Crony capitalism and the media market
The methods and trends of the state’s interventions in media policy and the media system after 2010 were both a reflection of and a blueprint for the general workings of the government. When the Media Act was adopted, it provided one of the early glimpses into what would soon emerge as the predominant model of lawmaking, which essentially involved the hollowing out of the legislative process. The system of institutions created by this law made clear that positions that had previously been filled based on political deals between parties would now be filled based on unilateral decisions by a hegemonic governing party. The European debates surrounding this law, and the trajectory of the confrontation with European institutions, was an important experience for Orbán in showing where the boundaries lie which he cannot transgress without causing backlash at the European level. However, it simultaneously also delineated the boundaries of the area within which he can do as he pleases, including the adoption of any autocratic measure he sees fit, as long as he is mindful of the boundary he may not cross. The expansion of media enterprises that are in a symbiotic relationship with Fidesz, and the concomitant squeezing out of foreign investors from the media market, serve as a model for the general scheme whereby the governing party has sought to take control of other markets as well.

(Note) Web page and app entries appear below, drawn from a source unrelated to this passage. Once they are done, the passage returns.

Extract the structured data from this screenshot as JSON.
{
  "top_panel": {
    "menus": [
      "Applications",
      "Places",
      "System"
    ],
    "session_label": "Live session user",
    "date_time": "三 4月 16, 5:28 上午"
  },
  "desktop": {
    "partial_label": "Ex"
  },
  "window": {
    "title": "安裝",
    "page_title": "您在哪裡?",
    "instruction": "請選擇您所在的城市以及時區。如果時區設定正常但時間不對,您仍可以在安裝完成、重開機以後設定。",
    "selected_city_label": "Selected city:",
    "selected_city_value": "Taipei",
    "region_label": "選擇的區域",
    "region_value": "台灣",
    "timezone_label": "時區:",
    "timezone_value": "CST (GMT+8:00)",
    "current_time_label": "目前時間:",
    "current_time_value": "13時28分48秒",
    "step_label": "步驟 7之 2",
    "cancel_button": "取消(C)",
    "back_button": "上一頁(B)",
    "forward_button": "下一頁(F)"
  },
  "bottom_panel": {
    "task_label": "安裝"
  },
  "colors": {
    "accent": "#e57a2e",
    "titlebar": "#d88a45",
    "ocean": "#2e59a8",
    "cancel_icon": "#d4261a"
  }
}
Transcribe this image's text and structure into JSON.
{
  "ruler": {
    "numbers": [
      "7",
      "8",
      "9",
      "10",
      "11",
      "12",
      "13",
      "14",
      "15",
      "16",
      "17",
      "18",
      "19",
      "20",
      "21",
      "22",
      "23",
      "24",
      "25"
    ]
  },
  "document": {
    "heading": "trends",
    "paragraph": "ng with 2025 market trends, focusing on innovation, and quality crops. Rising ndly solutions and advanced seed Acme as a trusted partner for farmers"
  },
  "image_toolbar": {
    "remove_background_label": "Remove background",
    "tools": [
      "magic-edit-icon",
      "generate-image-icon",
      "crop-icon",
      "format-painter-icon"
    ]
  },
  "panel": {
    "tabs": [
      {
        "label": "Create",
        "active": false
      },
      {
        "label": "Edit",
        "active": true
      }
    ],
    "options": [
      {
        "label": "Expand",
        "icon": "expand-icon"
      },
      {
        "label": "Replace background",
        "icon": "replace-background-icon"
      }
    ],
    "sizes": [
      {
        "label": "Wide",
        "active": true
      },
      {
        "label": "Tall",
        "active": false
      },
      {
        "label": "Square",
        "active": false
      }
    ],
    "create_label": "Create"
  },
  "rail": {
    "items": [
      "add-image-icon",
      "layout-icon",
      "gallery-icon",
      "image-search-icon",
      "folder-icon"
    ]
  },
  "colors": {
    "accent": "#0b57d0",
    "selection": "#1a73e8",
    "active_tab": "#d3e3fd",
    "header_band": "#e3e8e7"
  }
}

The project was supported by Democracy& Media Foundation.
Mérték Füzetek 9./Mertek Booklets 9: